--- RECORD SET Enclosed Below ---
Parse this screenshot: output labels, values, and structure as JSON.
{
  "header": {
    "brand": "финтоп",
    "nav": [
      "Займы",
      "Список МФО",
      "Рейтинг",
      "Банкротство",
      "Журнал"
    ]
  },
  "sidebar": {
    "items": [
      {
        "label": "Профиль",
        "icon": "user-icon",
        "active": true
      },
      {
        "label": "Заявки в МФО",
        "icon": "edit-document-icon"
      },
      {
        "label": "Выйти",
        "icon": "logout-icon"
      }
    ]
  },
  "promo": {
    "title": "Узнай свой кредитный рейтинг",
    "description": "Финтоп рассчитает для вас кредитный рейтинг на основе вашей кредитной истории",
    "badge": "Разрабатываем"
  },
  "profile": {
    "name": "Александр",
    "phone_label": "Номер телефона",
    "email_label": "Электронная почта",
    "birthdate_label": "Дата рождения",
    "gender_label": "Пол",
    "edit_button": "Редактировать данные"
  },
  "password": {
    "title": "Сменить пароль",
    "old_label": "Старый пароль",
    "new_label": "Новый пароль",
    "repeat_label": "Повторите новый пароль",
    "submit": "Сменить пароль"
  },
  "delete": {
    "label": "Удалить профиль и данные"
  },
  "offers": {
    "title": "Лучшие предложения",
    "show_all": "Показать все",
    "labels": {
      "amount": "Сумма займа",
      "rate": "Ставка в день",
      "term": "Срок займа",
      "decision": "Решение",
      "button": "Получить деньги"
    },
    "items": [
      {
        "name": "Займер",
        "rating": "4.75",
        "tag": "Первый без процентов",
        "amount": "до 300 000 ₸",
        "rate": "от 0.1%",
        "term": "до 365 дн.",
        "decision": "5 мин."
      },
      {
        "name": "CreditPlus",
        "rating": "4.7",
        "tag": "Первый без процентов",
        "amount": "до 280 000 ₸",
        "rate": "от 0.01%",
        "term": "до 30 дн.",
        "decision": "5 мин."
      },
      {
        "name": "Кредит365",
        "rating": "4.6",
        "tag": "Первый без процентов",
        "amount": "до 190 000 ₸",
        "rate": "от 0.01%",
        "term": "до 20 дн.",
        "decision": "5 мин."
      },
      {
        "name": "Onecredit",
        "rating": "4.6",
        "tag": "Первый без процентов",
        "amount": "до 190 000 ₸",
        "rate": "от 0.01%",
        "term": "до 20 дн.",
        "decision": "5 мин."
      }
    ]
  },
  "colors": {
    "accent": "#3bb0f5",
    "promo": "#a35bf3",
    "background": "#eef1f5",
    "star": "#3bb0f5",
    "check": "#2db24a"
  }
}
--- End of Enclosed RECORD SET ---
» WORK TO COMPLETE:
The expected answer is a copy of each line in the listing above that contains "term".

» TASK OUTPUT:
      "term": "Срок займа",
        "term": "до 365 дн.",
        "term": "до 30 дн.",
        "term": "до 20 дн.",
        "term": "до 20 дн.",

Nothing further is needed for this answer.